[Records from a data collection]
★ ★ ★ ★

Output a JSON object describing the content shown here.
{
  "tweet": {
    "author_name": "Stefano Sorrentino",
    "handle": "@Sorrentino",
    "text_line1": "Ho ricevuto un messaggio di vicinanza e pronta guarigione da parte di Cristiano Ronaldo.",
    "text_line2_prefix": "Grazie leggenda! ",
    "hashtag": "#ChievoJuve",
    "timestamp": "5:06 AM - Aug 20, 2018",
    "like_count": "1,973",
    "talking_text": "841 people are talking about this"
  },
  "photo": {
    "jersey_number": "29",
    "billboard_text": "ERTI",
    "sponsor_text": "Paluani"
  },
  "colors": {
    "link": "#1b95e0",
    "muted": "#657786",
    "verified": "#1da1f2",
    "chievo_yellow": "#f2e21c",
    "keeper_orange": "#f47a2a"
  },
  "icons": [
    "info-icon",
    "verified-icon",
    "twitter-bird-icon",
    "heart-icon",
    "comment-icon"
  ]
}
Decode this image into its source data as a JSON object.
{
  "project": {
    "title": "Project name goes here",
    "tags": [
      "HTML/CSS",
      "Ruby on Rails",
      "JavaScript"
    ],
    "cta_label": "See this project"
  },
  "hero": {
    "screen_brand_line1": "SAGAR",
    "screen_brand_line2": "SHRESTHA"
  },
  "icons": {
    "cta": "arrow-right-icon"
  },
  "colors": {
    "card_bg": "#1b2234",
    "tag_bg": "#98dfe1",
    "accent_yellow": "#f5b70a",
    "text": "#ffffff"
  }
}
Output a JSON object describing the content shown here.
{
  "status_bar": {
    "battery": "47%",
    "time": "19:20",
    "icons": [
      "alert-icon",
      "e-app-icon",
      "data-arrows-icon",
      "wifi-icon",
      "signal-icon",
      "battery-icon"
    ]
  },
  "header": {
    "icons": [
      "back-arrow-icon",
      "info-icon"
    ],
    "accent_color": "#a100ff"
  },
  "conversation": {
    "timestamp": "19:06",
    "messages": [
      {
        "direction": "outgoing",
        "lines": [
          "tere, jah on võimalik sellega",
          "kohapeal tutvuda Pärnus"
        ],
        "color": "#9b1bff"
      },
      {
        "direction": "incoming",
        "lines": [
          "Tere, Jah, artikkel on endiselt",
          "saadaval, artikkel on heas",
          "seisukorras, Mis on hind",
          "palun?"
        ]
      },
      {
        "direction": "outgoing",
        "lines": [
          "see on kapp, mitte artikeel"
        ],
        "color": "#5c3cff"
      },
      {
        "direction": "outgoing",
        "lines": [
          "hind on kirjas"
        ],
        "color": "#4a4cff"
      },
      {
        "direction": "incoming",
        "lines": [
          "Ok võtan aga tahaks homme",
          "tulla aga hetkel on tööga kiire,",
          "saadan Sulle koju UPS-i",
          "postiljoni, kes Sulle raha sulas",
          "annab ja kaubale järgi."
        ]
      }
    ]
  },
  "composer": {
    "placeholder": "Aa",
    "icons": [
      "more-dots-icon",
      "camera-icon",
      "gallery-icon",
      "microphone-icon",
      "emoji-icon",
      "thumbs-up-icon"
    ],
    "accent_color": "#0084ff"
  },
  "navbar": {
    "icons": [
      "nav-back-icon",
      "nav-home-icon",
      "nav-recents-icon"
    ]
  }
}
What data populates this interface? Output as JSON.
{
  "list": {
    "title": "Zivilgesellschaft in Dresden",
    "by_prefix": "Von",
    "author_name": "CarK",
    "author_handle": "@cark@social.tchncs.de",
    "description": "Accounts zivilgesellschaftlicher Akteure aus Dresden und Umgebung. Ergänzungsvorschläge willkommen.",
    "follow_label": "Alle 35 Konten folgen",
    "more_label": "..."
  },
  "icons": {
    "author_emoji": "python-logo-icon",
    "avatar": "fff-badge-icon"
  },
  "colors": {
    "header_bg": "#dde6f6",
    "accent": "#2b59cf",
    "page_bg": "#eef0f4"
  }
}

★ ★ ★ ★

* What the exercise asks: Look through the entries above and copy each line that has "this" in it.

* Output:
    "talking_text": "841 people are talking about this"
Decode this image into its source data as a JSON object.
    "cta_label": "See this project"
What data populates this interface? Output as JSON.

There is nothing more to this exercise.